Heart failure (HF) is a major public health problem associated with significant mortality and morbidity, especially for those over age 65. Worldwide, more than 23 million adults ages 25 and older have HF. One in nine deaths in 2009 included HF as a contributing cause.

The American Heart Association/American College of Cardiology guidelines define HR as "a complex clinical syndrome that can result from any structural or functional cardiac disorder that impairs the ability of the ventricle to fill or eject blood." The guidelines emphasize that "it is largely a clinical diagnosis that is based on a careful history and physical examination."

About half of people who develop HF die within five years of diagnosis. HF costs the United States an estimated $30.7 billion each year, including the cost of healthcare services, medications to treat HF, and missed days of work. It is projected that the prevalence of HF will increase by 46 percent from 2012 to 2030.

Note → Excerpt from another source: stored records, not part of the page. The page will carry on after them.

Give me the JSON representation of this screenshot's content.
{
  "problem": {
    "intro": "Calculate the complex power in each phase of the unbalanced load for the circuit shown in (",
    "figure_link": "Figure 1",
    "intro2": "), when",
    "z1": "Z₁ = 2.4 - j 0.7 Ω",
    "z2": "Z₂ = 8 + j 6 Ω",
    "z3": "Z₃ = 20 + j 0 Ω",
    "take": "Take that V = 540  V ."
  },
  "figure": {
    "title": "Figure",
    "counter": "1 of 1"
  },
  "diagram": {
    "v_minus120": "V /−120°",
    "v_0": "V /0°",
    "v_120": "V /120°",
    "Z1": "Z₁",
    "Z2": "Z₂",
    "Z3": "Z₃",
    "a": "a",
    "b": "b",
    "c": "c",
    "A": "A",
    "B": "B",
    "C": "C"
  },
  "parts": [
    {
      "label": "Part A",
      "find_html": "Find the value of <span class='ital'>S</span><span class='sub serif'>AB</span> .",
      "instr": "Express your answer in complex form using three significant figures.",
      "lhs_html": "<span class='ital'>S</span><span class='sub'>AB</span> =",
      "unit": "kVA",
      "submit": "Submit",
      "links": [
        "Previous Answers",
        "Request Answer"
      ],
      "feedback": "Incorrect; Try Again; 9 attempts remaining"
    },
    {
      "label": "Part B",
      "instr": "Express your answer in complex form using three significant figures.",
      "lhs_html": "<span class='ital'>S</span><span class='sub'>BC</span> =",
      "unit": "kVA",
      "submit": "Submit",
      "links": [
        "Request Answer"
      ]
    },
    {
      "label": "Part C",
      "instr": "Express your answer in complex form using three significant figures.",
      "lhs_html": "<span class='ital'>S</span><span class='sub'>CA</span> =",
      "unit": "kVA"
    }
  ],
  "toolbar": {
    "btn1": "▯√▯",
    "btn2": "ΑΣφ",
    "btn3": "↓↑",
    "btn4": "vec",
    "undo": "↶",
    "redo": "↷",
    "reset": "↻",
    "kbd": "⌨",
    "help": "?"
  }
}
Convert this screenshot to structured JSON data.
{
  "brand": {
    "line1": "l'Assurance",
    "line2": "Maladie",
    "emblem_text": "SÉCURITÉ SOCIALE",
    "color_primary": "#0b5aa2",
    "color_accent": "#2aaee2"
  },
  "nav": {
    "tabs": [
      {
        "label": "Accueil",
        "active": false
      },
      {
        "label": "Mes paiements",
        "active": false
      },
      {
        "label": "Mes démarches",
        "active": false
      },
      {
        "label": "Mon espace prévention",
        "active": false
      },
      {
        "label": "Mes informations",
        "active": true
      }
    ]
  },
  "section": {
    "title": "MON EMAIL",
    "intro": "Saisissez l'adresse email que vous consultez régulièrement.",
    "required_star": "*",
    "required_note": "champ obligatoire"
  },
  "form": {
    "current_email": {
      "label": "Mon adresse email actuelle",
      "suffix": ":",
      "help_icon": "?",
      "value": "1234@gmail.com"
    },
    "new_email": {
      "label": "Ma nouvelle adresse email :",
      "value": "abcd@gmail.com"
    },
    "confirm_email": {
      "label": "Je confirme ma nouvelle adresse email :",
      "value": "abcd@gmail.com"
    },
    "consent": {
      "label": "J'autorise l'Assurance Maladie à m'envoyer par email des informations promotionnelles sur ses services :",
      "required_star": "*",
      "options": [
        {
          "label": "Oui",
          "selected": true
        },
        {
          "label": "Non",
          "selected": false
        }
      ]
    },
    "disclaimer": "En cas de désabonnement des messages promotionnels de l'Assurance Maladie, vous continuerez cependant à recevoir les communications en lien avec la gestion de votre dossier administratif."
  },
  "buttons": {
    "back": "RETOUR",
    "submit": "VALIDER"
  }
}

HF with preserved ejection fraction is the fastest-growing form of HF and is nearly exclusively found in older patients — particularly women in whom 90 percent of new HF cases are HF with a preserved ejection fraction (HFpEF). The primary symptom of those with HFpEF is extreme intolerance to exercise, which dramatically affects quality of life.

Most studies have examined the mechanisms of exercise intolerance in HF by measuring hemodynamic and metabolic responses during peak aerobic exercise. However, the time course of the change in pulmonary oxygen uptake (pulmVO2) in the recovery period after exercise also provides important clinical and prognostic information.

A recent study provides new insight into the different forms of HF by comparing leg blood flow, oxygen extraction and oxygen uptake (VO2) after constant load sub-maximal unilateral knee extension (ULKE) exercise in patients with HF who had reduced ejection fraction (HFrEF) compared to those with preserved ejection fraction (HFpEF).

Researchers at the University of Texas at Arlington's College of Nursing and Health Innovation included 10 older (68±10yrs) HF patients with either dilated hearts not pumping blood well or stiff hearts unable to relax properly after exercising. Patients were recruited from the Alberta Heart Failure Etiology and Analysis Study. All patients were clinically stable (NYHA class I and II) with no medication change in the past three months.

Usually, measuring blood flow and oxygen extraction is tedious and invasive process. However, this team of researchers developed a technique using magnetic resonance imaging (MRI) technology to determine off-kinetics (mean response times, MRT) for leg VO2 and its determinants.Study participants performed an incremental exercise test (50 knee extensions/minute) using this custom designed MRI compatible ULKE exercise device.

Study results showed that leg blood flow and oxygen uptake recovery took longer in the patients with dilated hearts. This was the first investigation to simultaneously measure and compare muscle blood flow, oxygen extraction and VO2 kinetics in the rest-recovery period after sub-maximal ULKE exercise in HFrEF and HFpEF patients — an important breakthrough in distinguishing between different types of HF and identifying different pathologies.

Implications of these study results include targeting new therapies to increase blood flow, improving exercise tolerance and developing more effective exercise rehabilitation for HF patients.